“They move into the hay and are urinating and everything. It’s a health hazard to feed to the cows and sheep then, so we destroyed it,” she says. “That was our safety net.”
Hay can cost farmers $500 a bale to buy in a drought, and the Coonamble mayor, Al Karanouh, says farmers have lost $40m worth of it in his shire alone.
“Some farmers have lost as much as 2,500 bales … There isn’t enough money for the council to do anything to help. All we can do is try to keep them from coming into our offices, our machinery, our tractors, our trucks. They eat all the wiring,” he says.
Karanouh and dozens of other mayors have called on the state government to declare the mouse problem an official plague and to help supply additional bait, but so far they have been unwilling.
“I can’t understand why [they won’t declare it]. It’s worse than the 1984 mice plague,” Karanouh says.
“I think they don’t want to do it because they’re going to have to fork out a lot of money.”
Guardian Australia understands that the NSW government has begun modelling how effective financial support to farmers would be, but no decision has been made.
In a statement, a spokesman for the agriculture minister, Adam Marshall, says “both the Department of Primary Industries and Local Land Services are providing information and assistance to landholders about how to control mice on farms”, but indicates that commercial mice baits are already readily available in stores.
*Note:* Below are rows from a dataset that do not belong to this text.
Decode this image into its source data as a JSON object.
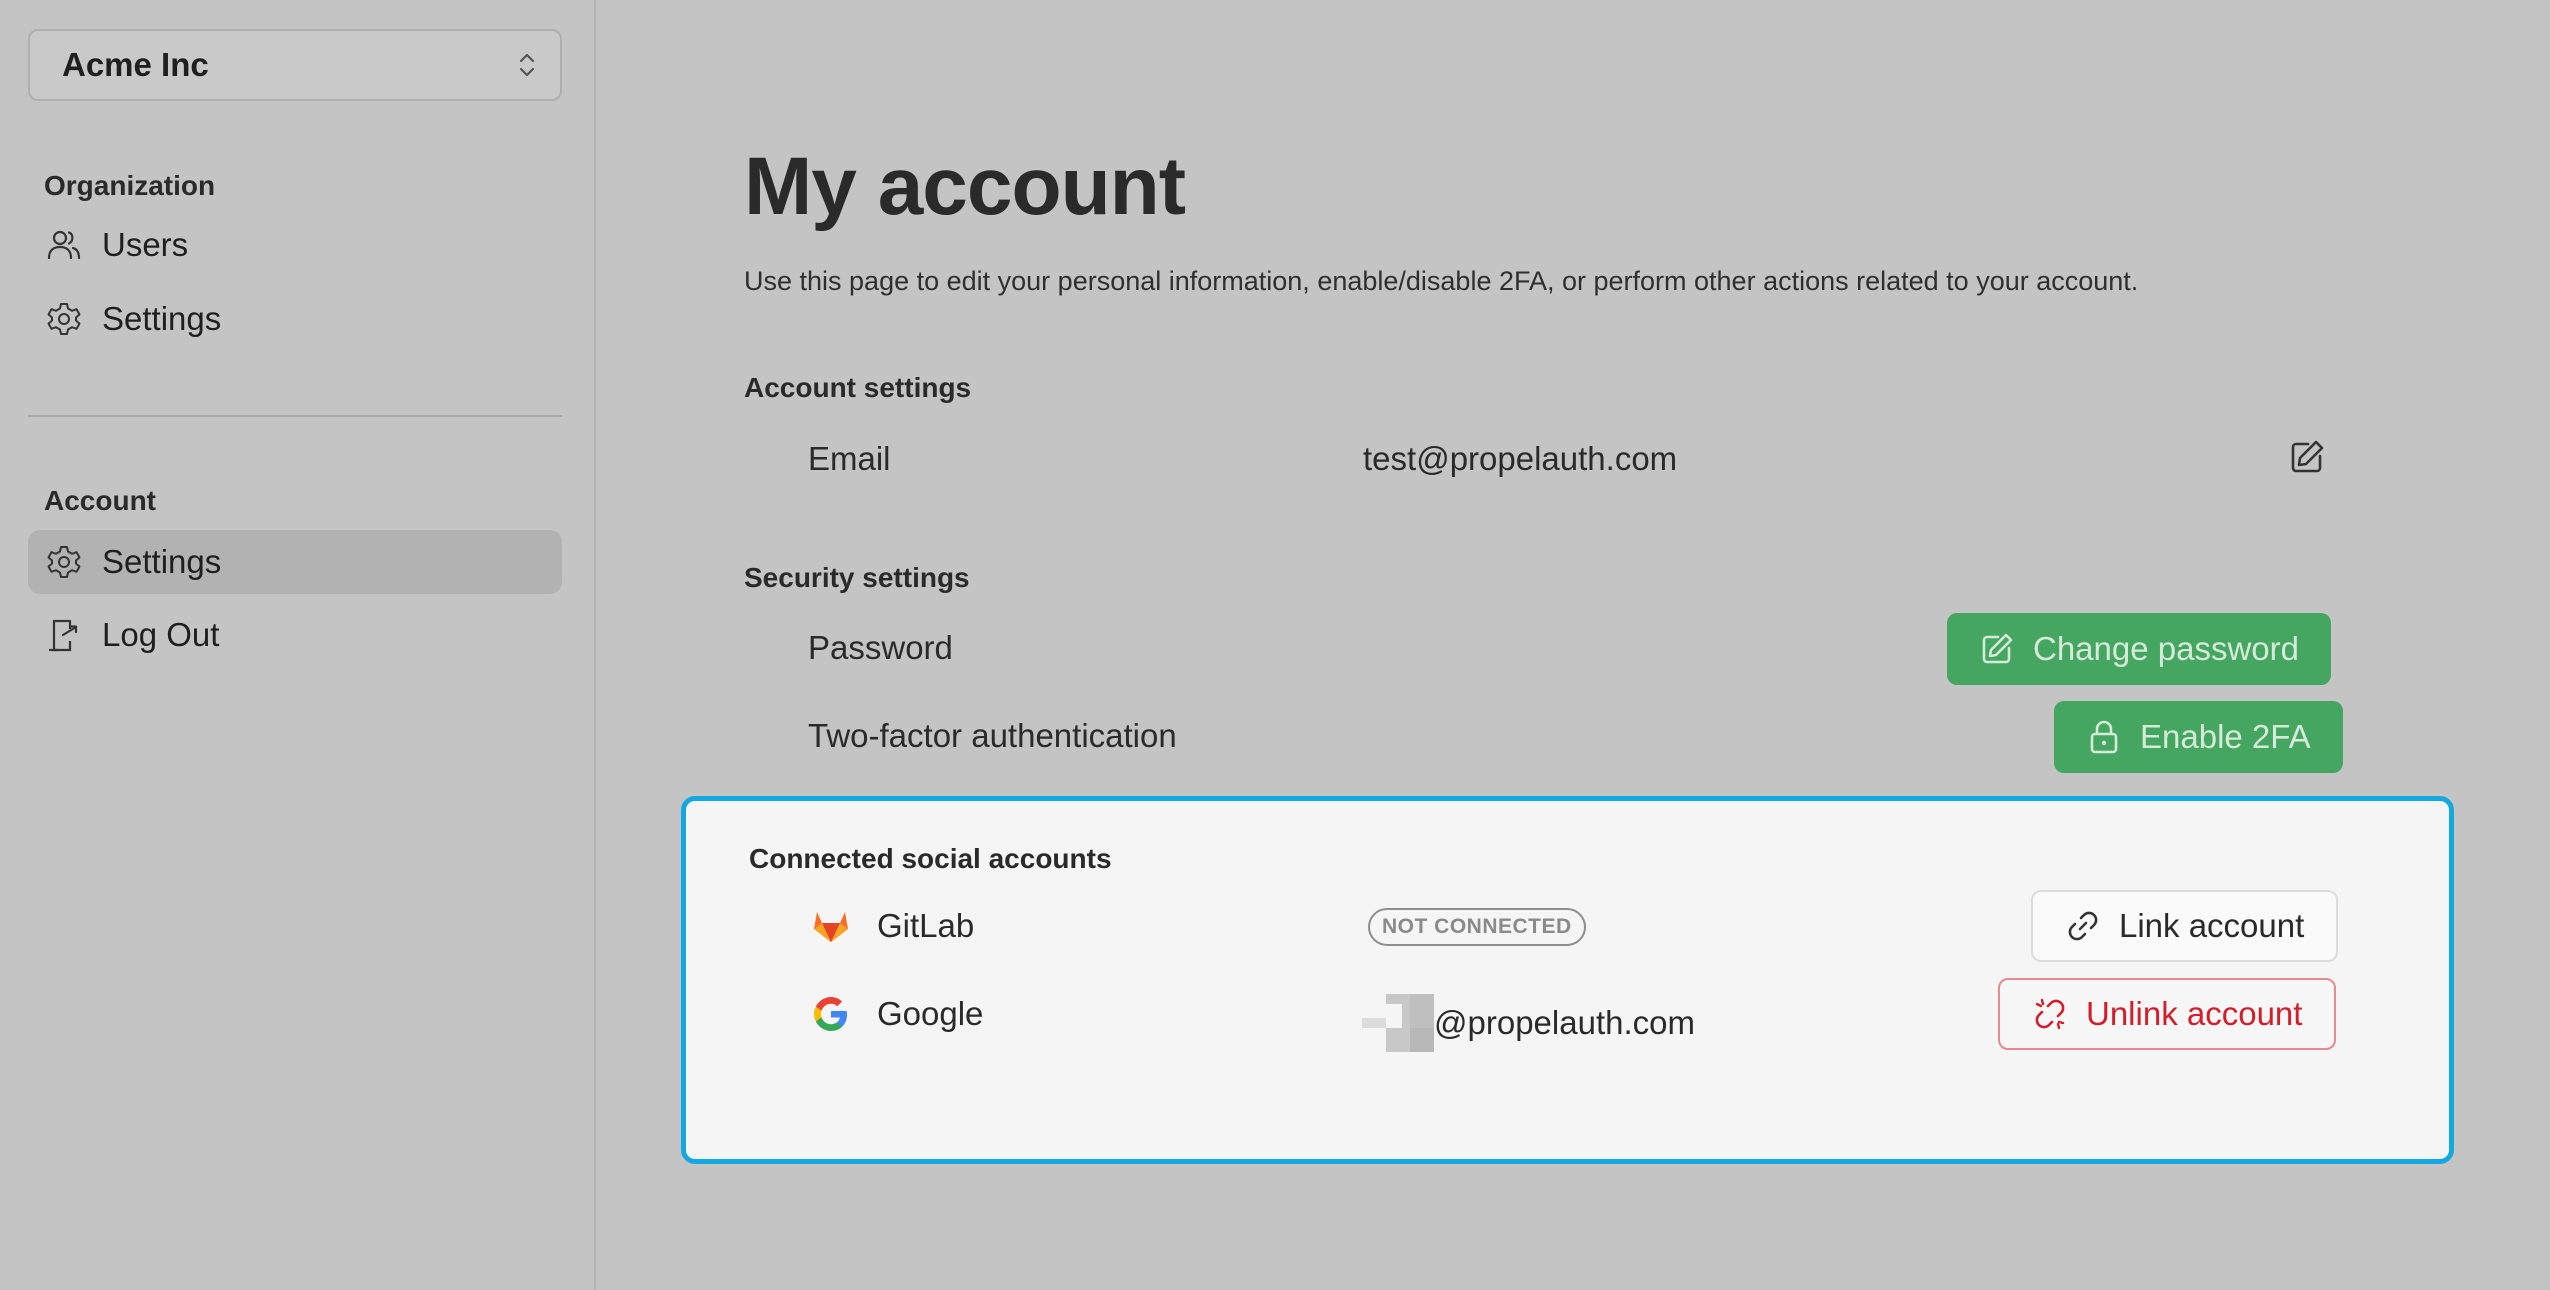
{
  "sidebar": {
    "org_name": "Acme Inc",
    "org_section": "Organization",
    "org_items": [
      {
        "label": "Users",
        "icon": "users-icon"
      },
      {
        "label": "Settings",
        "icon": "gear-icon"
      }
    ],
    "account_section": "Account",
    "account_items": [
      {
        "label": "Settings",
        "icon": "gear-icon",
        "active": true
      },
      {
        "label": "Log Out",
        "icon": "logout-icon"
      }
    ]
  },
  "main": {
    "title": "My account",
    "description": "Use this page to edit your personal information, enable/disable 2FA, or perform other actions related to your account.",
    "account_settings": {
      "title": "Account settings",
      "email_label": "Email",
      "email_value": "test@propelauth.com"
    },
    "security_settings": {
      "title": "Security settings",
      "password_label": "Password",
      "change_password_button": "Change password",
      "twofa_label": "Two-factor authentication",
      "enable_2fa_button": "Enable 2FA"
    },
    "social_accounts": {
      "title": "Connected social accounts",
      "providers": [
        {
          "name": "GitLab",
          "status": "NOT CONNECTED",
          "action": "Link account"
        },
        {
          "name": "Google",
          "email_suffix": "@propelauth.com",
          "action": "Unlink account"
        }
      ]
    }
  },
  "colors": {
    "primary_green": "#45a661",
    "danger_red": "#d21d2b",
    "highlight_blue": "#13a9e0",
    "page_bg": "#c4c4c4"
  }
}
The government may be wary of spending up to tens of millions to try to eradicate the mouse plague, when a cold snap or heavy rains could wipe them out naturally.
Industry group NSW Farmers has called for an emergency permit to use the pesticide zinc phosphide.
A federal government spokeswoman says while pests are “primarily the responsibility of state and territory governments”, the Australian Pesticides and Veterinary Medicines Authority has so far granted one emergency zinc phosphide permit to Cotton Australia and is assessing two more.
Locals are hopeful that heavy rains in the region this week, and more storms forecast in the coming days, will bring the months of infestation to an end.
Female mice are able to breed from six weeks old and give birth to 50 pups a year, but locals are hopeful that the rain will flood the nests and provide the circuit-breaker that’s needed to curb numbers.
“We are hopeful,” Karanouh says. “If that rain comes our way that will certainly put a big dent in it.”